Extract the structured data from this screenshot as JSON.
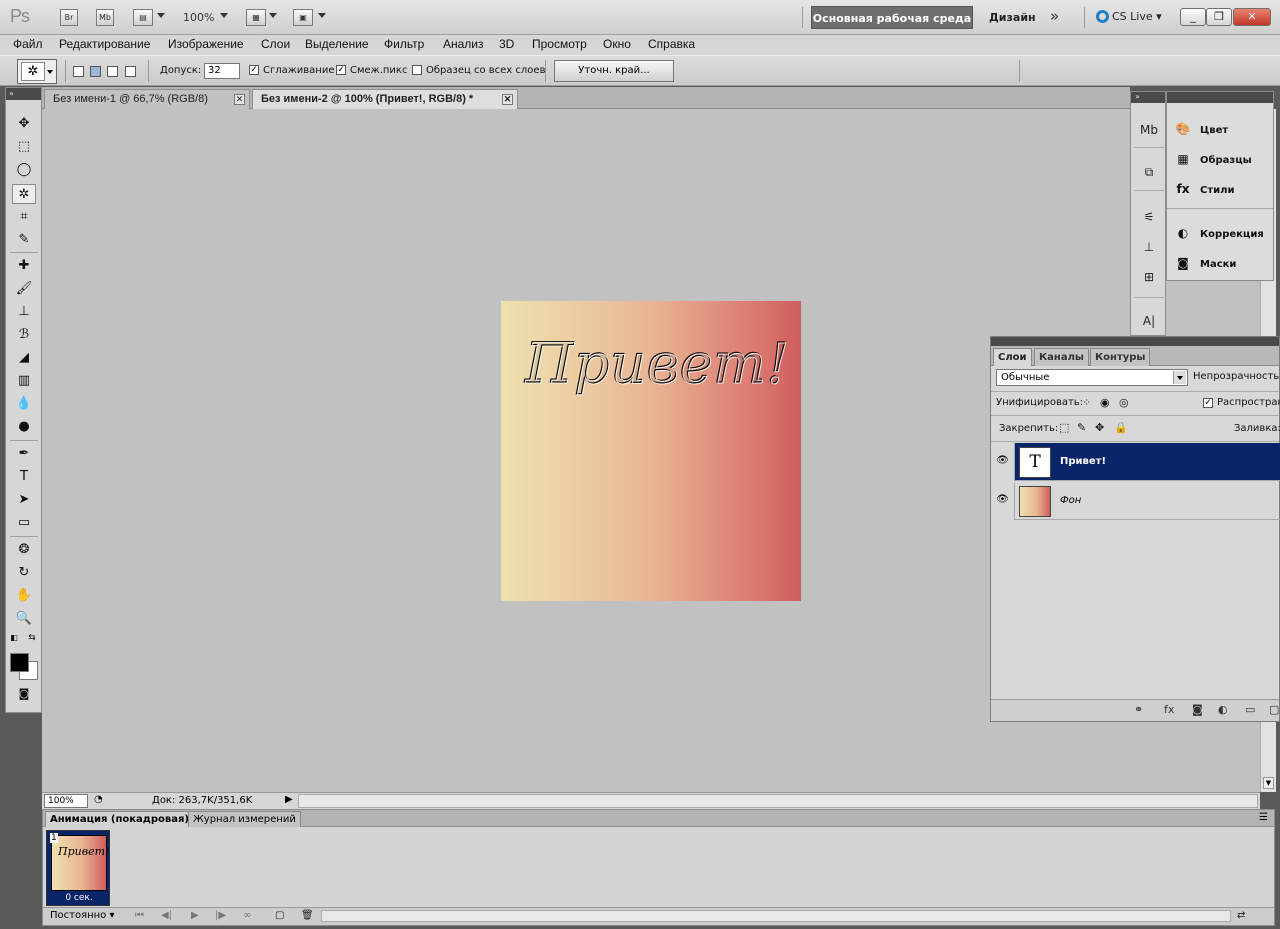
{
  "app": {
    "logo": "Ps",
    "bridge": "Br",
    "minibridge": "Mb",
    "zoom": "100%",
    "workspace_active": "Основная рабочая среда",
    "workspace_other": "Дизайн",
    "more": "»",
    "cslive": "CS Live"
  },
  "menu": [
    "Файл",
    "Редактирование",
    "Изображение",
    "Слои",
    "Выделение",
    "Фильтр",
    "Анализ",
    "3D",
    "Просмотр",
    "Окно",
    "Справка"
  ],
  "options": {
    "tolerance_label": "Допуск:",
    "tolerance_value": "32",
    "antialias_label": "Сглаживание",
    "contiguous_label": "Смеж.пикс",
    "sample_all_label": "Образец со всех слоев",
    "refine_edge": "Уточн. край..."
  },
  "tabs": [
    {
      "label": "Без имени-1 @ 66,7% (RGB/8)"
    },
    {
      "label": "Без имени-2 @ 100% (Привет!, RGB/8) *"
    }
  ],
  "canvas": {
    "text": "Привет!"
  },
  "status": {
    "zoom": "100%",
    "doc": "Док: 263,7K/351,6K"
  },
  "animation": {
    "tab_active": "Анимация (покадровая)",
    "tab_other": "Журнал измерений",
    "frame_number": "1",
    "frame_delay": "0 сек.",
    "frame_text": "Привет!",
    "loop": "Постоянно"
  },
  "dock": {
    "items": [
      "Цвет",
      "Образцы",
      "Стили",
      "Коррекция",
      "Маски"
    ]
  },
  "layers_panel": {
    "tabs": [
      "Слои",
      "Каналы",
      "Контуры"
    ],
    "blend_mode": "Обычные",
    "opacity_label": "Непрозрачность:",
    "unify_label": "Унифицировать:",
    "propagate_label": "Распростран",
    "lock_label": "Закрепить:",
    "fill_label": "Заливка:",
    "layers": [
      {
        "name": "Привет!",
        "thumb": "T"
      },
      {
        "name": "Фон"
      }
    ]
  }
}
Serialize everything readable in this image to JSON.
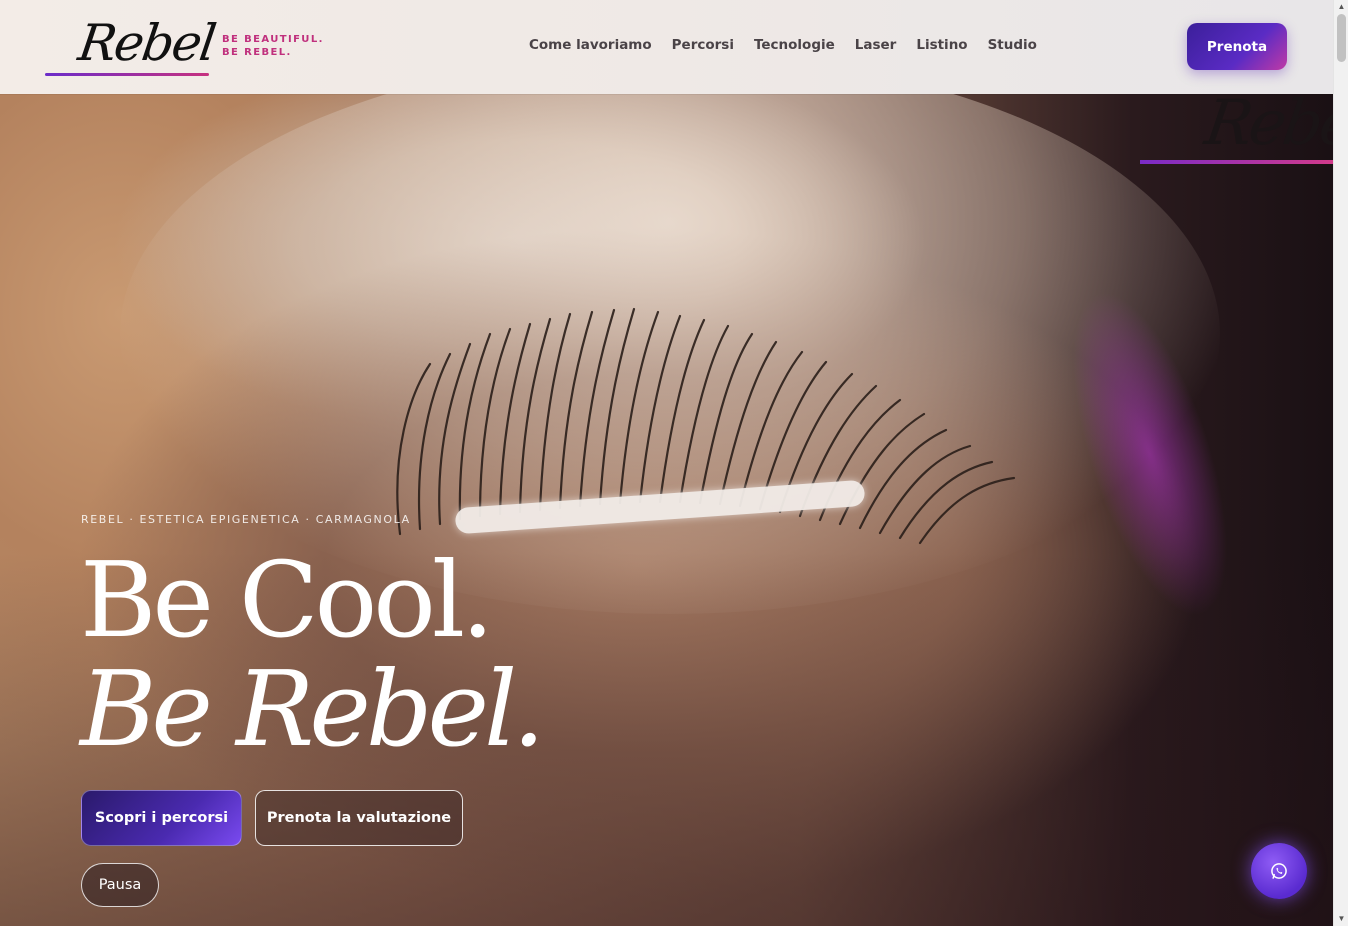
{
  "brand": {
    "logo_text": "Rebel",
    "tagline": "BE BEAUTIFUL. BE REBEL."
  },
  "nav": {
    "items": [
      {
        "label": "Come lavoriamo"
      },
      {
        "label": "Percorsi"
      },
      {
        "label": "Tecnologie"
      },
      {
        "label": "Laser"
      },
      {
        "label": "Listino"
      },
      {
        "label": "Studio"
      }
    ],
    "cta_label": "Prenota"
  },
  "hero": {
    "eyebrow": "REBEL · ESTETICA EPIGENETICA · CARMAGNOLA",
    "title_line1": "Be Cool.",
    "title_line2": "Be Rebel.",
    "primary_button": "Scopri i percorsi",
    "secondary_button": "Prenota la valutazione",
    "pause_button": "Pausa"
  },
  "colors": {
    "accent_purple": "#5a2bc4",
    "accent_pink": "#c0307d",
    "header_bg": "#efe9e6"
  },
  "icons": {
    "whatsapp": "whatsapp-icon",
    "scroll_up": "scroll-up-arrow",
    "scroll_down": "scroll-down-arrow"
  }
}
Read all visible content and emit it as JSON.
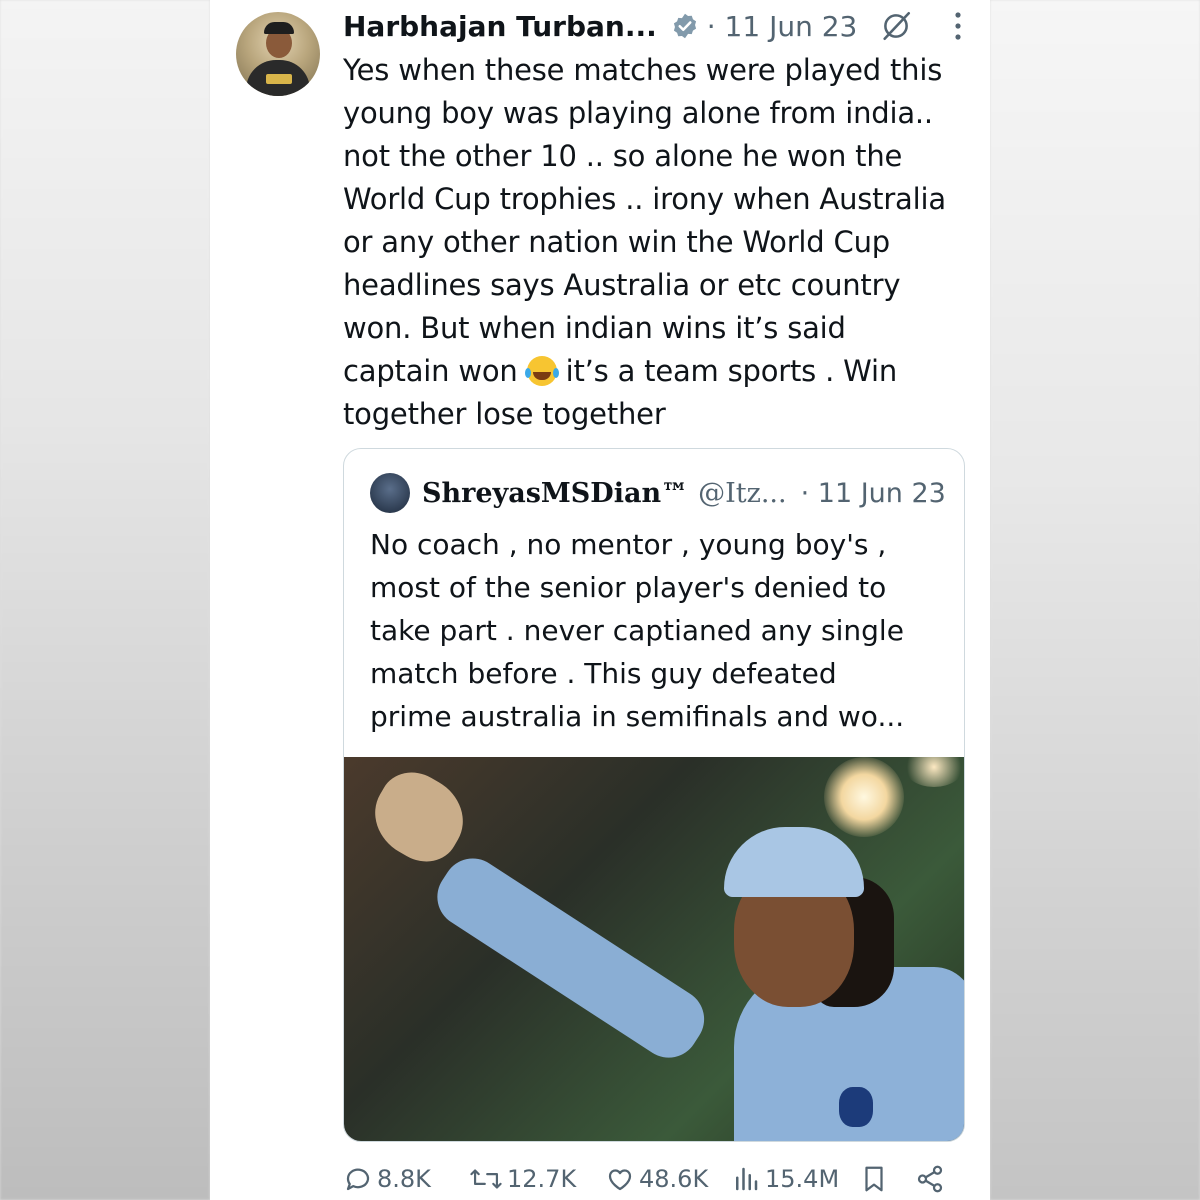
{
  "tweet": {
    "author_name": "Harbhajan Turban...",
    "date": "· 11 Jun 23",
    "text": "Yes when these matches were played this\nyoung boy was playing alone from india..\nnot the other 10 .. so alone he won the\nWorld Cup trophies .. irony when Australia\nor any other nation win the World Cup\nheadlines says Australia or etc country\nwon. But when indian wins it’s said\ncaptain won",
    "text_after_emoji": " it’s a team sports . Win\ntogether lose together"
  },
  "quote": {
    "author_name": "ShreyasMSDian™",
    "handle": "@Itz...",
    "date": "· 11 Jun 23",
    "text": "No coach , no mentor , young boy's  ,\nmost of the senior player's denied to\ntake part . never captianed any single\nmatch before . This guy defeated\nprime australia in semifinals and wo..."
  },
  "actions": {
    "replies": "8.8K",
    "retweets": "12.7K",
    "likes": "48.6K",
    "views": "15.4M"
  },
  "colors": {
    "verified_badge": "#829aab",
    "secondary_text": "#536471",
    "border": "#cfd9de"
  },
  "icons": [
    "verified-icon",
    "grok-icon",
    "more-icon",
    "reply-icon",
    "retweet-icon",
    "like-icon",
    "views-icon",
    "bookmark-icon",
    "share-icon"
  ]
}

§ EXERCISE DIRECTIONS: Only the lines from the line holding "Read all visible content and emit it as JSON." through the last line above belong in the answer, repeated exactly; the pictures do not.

§ WRITTEN REPLY:
Read all visible content and emit it as JSON.
{
  "tweet": {
    "author_name": "Harbhajan Turban...",
    "date": "· 11 Jun 23",
    "text": "Yes when these matches were played this\nyoung boy was playing alone from india..\nnot the other 10 .. so alone he won the\nWorld Cup trophies .. irony when Australia\nor any other nation win the World Cup\nheadlines says Australia or etc country\nwon. But when indian wins it’s said\ncaptain won",
    "text_after_emoji": " it’s a team sports . Win\ntogether lose together"
  },
  "quote": {
    "author_name": "ShreyasMSDian™",
    "handle": "@Itz...",
    "date": "· 11 Jun 23",
    "text": "No coach , no mentor , young boy's  ,\nmost of the senior player's denied to\ntake part . never captianed any single\nmatch before . This guy defeated\nprime australia in semifinals and wo..."
  },
  "actions": {
    "replies": "8.8K",
    "retweets": "12.7K",
    "likes": "48.6K",
    "views": "15.4M"
  },
  "colors": {
    "verified_badge": "#829aab",
    "secondary_text": "#536471",
    "border": "#cfd9de"
  },
  "icons": [
    "verified-icon",
    "grok-icon",
    "more-icon",
    "reply-icon",
    "retweet-icon",
    "like-icon",
    "views-icon",
    "bookmark-icon",
    "share-icon"
  ]
}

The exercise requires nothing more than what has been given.